To aid Homeland Security in “protecting its citizens”
Paul Joseph Watson
November 11, 2013
The company behind a new ‘smart’ street lighting system which is being rolled out in major cities like Las Vegas admits that the technology has the capability of analyzing voices and tracking people, features that will aid the Department of Homeland Security in “protecting its citizens.”
We first reported on Intellistreets bragging of its product’s “homeland security” applications back in 2011 , with the backlash from privacy advocates causing the company to remove a promotional video  from YouTube. The video was later restored (see above), although comments were disabled.
However, Illuminating Concepts, the company behind Intellistreets, seems to be more comfortable in acknowledging the “security” aspects of its devices now that it has secured numerous lucrative government contracts to supply street lighting in several major cities.

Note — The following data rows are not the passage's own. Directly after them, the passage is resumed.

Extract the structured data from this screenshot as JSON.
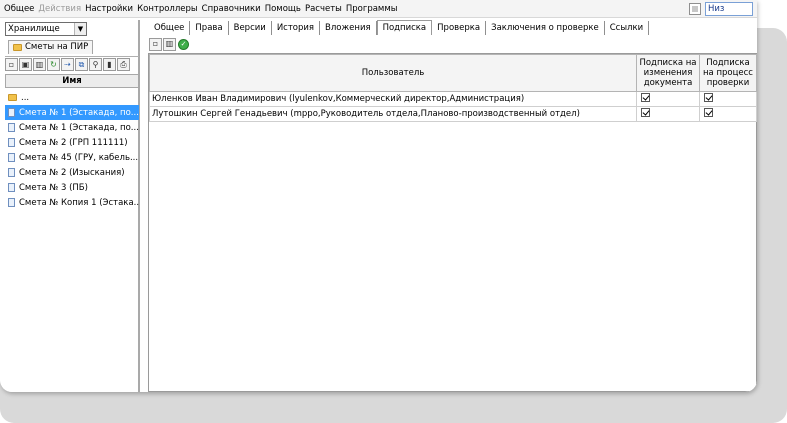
{
  "menu": {
    "items": [
      {
        "label": "Общее",
        "enabled": true
      },
      {
        "label": "Действия",
        "enabled": false
      },
      {
        "label": "Настройки",
        "enabled": true
      },
      {
        "label": "Контроллеры",
        "enabled": true
      },
      {
        "label": "Справочники",
        "enabled": true
      },
      {
        "label": "Помощь",
        "enabled": true
      },
      {
        "label": "Расчеты",
        "enabled": true
      },
      {
        "label": "Программы",
        "enabled": true
      }
    ],
    "position_field_value": "Низ"
  },
  "left_panel": {
    "storage_select_value": "Хранилище",
    "tab_label": "Сметы на ПИР",
    "toolbar_icons": [
      "new-doc-icon",
      "save-icon",
      "delete-icon",
      "refresh-icon",
      "move-icon",
      "copy-icon",
      "search-icon",
      "stats-icon",
      "print-icon"
    ],
    "column_header": "Имя",
    "tree": [
      {
        "label": "...",
        "type": "folder",
        "selected": false
      },
      {
        "label": "Смета № 1 (Эстакада, по...",
        "type": "doc",
        "selected": true
      },
      {
        "label": "Смета № 1 (Эстакада, по...",
        "type": "doc",
        "selected": false
      },
      {
        "label": "Смета № 2 (ГРП 111111)",
        "type": "doc",
        "selected": false
      },
      {
        "label": "Смета № 45 (ГРУ, кабель...",
        "type": "doc",
        "selected": false
      },
      {
        "label": "Смета № 2 (Изыскания)",
        "type": "doc",
        "selected": false
      },
      {
        "label": "Смета № 3 (ПБ)",
        "type": "doc",
        "selected": false
      },
      {
        "label": "Смета № Копия 1 (Эстака...",
        "type": "doc",
        "selected": false
      }
    ]
  },
  "right_panel": {
    "tabs": [
      {
        "label": "Общее",
        "active": false
      },
      {
        "label": "Права",
        "active": false
      },
      {
        "label": "Версии",
        "active": false
      },
      {
        "label": "История",
        "active": false
      },
      {
        "label": "Вложения",
        "active": false
      },
      {
        "label": "Подписка",
        "active": true
      },
      {
        "label": "Проверка",
        "active": false
      },
      {
        "label": "Заключения о проверке",
        "active": false
      },
      {
        "label": "Ссылки",
        "active": false
      }
    ],
    "toolbar_icons": [
      "add-icon",
      "delete-icon",
      "confirm-icon"
    ],
    "grid": {
      "headers": {
        "user": "Пользователь",
        "sub_changes": "Подписка на изменения документа",
        "sub_check": "Подписка на процесс проверки"
      },
      "rows": [
        {
          "user": "Юленков Иван Владимирович (lyulenkov,Коммерческий директор,Администрация)",
          "sub_changes": true,
          "sub_check": true
        },
        {
          "user": "Лутошкин Сергей Генадьевич (mppo,Руководитель отдела,Планово-производственный отдел)",
          "sub_changes": true,
          "sub_check": true
        }
      ]
    }
  },
  "colors": {
    "selection": "#3399ff",
    "disabled_text": "#9a9a9a",
    "ok_green": "#3fae49"
  }
}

A page on the Intellistreets website  which highlights “benefits and applications” features a section on security wherein it is admitted that the hi-tech system includes “voice stress analyzers,” amongst several other sophisticated sensors that “assist DHS in protecting its citizens and natural resources.”
The ability to record street conversations is merely one special feature of the Intellistreets lighting system, which is linked back to a central data hub via a ubiquitous wi-fi connection. The ‘smart’ street lights can also act as surveillance cameras, make loudspeaker security announcements (See Something, Say Something), as well as track “RFID equipped staff,” which could be any of us given the increasing amount of clothing and products which are RFID tagged.
The company’s website highlights how the system is now being installed in areas of Las Vegas, Chicago, Detroit, Auburn Hills, Asbury Park, and at stadiums like the Mercedes Benz Superdome in New Orleans.
As we reported on Sunday, the Las Vegas Public Works Department has begun testing the devices  although they denied they would be used for surveillance, at least for the time being.
Authorities in New York City also recently announced  that they would be replacing the city’s 250,000 street lights with new LEDs by 2017, although it is not known how many of these if any will be provided by Intellistreets.
As we reported earlier , Intellistreets are just one component of a huge network of microphones embedded in everything from games consoles to gunshot detectors that are beginning to blanket our streets and dominate our home life.
A 2012 New York Times report on ShotSpotter audio sensors, which are installed in at least 70 major US cities, acknowledged that they can and have been used to record conversations on the street.
The next level of NSA snooping, which will rely on systems like Intellistreets to record people’s conversations and detect antagonism or political extremism, will make the recent revelations of whistleblower Edward Snowden pale in comparison, and represents the potential for a ubiquitous wiretapping system that outstrips George Orwell’s worst nightmare.